#### Excerpted records ####

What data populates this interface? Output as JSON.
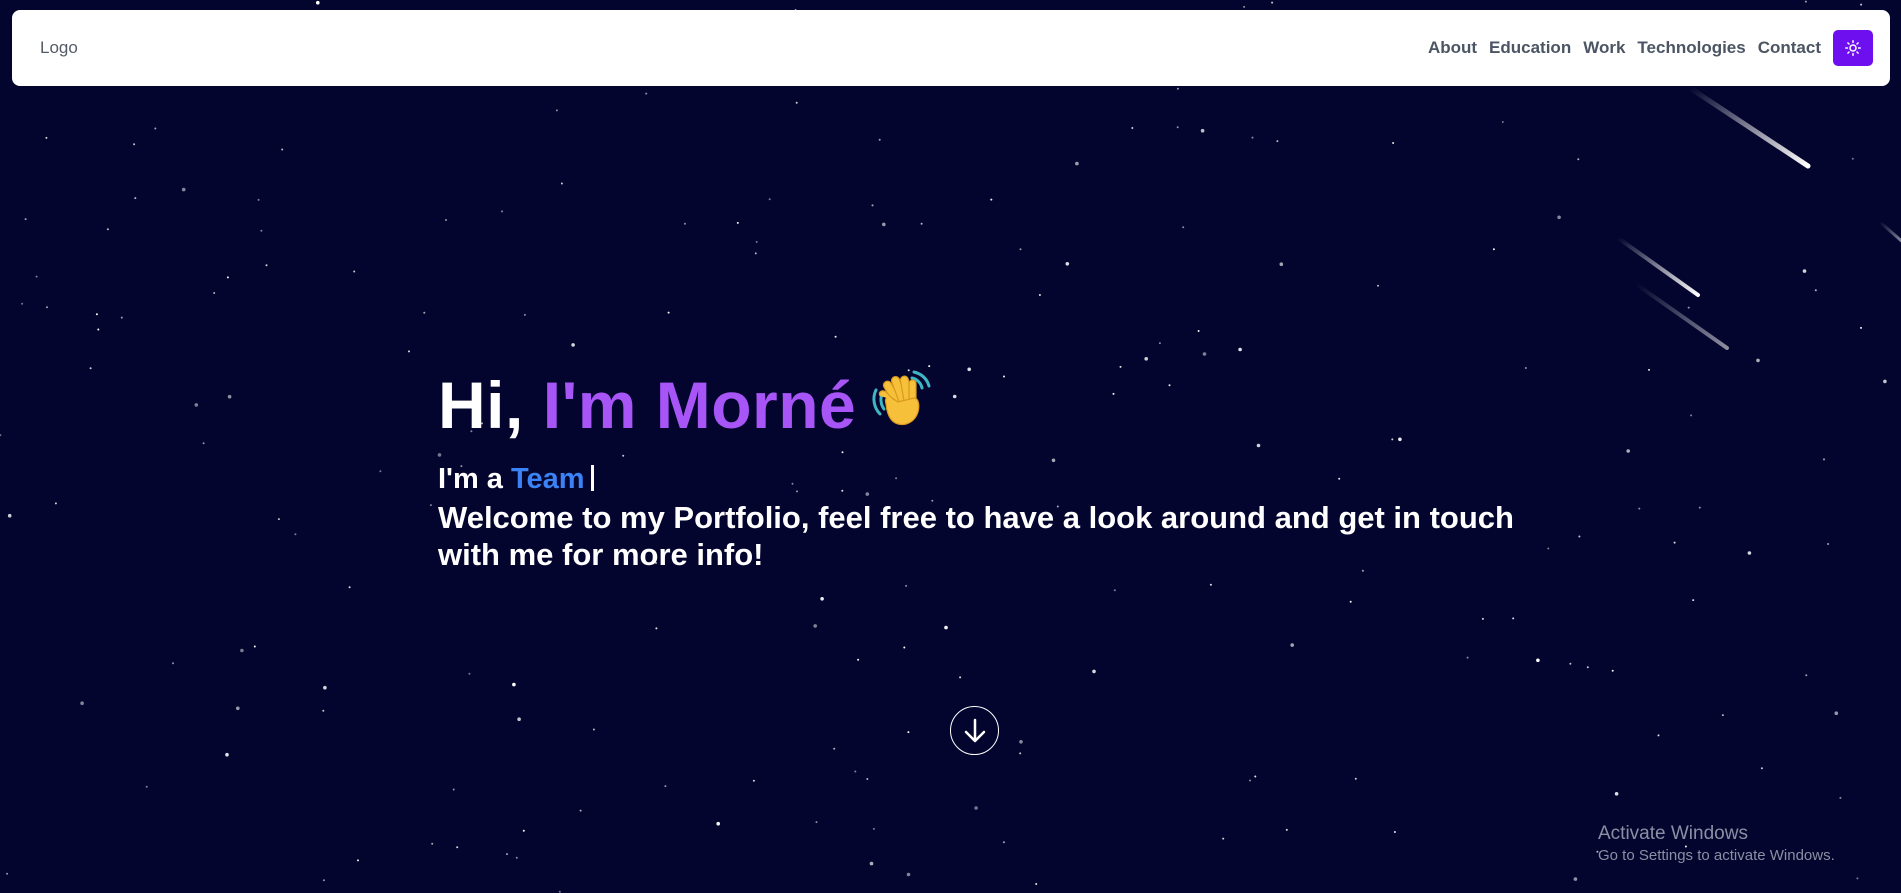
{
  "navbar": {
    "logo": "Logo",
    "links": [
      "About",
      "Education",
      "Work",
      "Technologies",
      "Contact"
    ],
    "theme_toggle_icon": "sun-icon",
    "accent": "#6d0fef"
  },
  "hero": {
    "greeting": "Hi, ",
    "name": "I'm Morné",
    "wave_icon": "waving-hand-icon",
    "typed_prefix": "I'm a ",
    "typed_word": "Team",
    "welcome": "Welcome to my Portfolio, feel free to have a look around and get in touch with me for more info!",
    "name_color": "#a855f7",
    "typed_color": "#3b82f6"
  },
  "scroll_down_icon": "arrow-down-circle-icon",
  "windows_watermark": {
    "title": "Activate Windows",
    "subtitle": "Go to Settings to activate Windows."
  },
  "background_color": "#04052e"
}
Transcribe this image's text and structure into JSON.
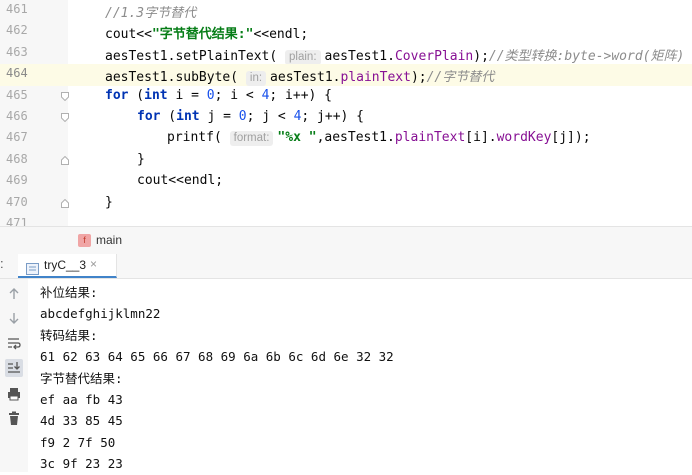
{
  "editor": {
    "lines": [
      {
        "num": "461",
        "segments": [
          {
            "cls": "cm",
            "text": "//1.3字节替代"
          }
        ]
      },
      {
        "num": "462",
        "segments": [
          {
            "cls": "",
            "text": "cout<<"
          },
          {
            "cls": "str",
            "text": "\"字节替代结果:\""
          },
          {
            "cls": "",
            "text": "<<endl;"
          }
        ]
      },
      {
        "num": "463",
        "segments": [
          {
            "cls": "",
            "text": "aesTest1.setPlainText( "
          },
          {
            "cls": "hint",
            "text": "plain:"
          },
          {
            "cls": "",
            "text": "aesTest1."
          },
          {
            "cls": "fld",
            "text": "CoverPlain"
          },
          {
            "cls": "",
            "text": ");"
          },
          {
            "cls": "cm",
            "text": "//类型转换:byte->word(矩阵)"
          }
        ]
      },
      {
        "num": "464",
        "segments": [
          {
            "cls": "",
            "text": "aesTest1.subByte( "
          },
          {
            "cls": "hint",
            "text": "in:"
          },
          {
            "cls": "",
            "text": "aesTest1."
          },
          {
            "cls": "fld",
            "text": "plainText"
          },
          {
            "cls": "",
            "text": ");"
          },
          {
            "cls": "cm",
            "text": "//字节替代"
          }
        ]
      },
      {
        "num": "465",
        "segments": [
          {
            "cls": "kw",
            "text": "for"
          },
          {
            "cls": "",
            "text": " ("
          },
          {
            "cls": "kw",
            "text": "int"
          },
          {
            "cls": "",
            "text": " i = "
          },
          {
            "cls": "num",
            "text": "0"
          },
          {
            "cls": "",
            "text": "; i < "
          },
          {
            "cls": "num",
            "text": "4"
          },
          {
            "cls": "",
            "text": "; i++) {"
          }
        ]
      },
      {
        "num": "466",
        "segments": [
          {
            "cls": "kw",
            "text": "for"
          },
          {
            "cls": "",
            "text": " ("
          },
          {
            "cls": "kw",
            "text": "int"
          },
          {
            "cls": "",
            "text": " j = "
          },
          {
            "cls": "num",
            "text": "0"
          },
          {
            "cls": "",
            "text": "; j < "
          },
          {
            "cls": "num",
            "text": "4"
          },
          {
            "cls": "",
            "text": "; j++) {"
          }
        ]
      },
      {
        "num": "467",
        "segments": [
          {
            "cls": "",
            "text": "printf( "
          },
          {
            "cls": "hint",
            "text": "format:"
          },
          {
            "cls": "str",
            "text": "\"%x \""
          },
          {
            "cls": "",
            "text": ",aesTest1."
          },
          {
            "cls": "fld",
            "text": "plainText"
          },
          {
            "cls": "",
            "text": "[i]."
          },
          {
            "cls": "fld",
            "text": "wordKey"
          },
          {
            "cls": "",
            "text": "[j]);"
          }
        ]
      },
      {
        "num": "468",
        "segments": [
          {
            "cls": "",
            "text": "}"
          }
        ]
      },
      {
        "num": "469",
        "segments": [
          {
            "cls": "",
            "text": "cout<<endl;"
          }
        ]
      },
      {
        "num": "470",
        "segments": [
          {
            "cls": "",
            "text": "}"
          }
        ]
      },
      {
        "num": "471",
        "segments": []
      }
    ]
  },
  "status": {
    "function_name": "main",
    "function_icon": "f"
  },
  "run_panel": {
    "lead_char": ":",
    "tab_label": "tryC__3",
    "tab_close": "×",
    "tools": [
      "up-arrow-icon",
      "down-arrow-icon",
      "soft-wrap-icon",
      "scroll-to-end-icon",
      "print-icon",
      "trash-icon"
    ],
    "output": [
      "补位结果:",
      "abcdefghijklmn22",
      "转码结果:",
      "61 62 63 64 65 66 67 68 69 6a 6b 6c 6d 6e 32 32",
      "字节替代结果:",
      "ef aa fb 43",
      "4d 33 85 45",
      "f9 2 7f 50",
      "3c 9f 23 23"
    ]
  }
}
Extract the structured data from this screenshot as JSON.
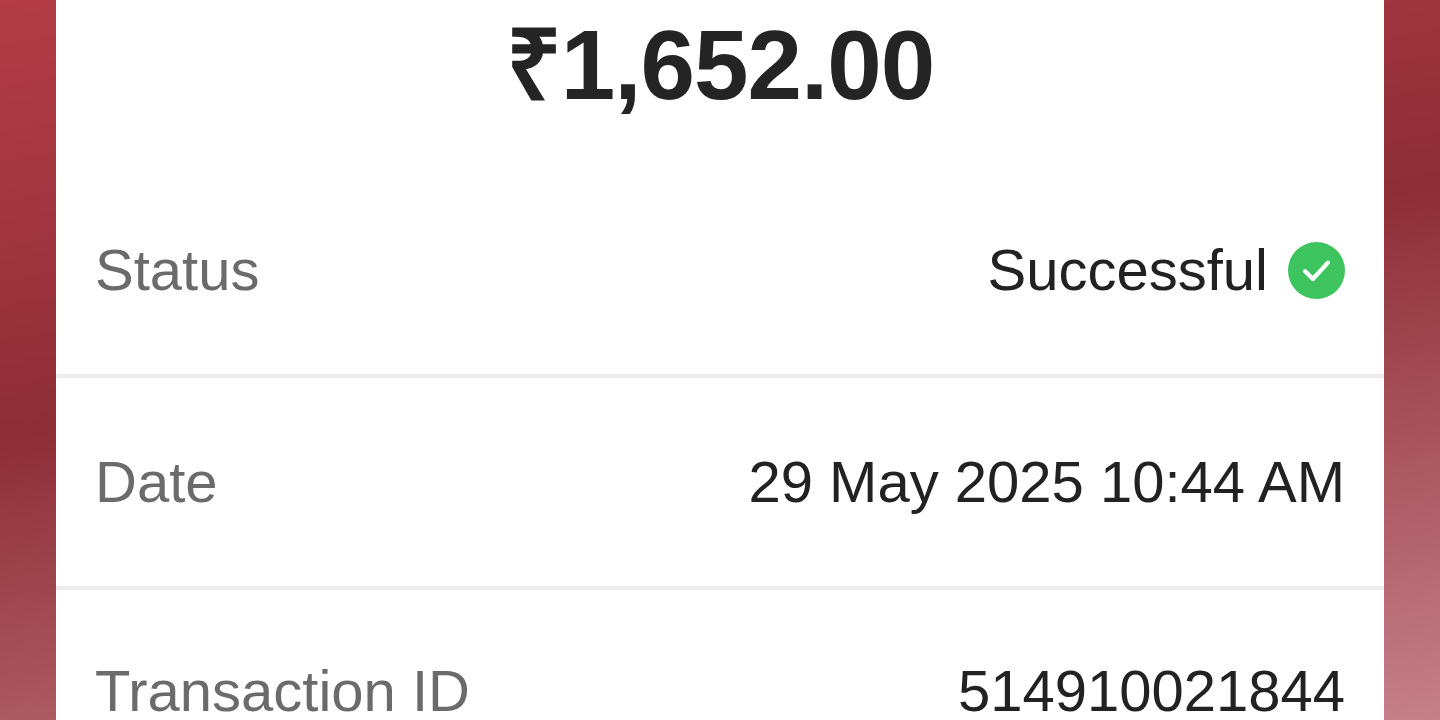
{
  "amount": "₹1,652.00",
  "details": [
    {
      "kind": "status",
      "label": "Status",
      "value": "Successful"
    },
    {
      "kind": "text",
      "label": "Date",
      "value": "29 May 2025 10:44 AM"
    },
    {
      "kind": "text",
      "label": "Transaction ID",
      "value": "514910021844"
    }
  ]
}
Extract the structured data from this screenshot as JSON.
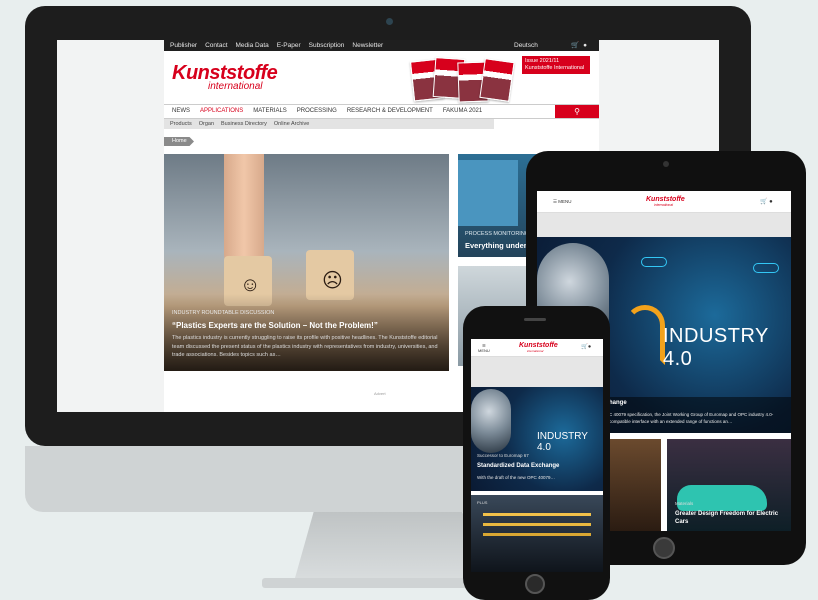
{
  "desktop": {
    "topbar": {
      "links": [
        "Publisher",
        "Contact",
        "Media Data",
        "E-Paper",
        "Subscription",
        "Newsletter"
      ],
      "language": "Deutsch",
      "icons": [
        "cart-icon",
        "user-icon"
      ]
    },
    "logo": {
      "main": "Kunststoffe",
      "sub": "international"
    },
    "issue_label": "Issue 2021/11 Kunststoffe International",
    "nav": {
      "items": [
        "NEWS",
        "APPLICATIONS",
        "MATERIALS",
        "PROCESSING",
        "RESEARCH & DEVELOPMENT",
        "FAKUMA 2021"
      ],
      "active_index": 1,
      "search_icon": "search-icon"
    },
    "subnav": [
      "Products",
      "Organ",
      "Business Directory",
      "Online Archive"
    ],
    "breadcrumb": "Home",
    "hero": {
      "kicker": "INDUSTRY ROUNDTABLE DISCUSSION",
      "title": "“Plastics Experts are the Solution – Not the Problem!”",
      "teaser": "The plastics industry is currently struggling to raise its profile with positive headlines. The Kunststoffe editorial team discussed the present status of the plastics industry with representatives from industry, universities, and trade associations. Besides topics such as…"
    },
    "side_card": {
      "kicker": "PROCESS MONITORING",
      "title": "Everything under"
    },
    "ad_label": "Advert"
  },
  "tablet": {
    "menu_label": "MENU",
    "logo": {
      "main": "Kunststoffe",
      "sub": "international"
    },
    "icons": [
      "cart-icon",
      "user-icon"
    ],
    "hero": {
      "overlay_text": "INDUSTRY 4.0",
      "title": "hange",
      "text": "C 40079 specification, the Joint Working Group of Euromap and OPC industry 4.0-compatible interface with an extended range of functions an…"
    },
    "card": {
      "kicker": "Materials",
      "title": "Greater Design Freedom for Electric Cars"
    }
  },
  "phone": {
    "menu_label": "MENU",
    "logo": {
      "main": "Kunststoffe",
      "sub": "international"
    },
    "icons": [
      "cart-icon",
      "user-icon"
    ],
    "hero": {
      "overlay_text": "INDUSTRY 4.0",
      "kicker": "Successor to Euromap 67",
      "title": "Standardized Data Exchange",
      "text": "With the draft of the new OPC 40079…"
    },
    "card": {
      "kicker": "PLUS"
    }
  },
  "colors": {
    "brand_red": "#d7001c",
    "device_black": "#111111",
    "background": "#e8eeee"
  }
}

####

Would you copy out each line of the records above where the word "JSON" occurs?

What data populates this interface? Output as JSON.
Transcribe this image's text and structure into JSON.
Extract the structured data from this screenshot as JSON.
Extract the structured data from this screenshot as JSON.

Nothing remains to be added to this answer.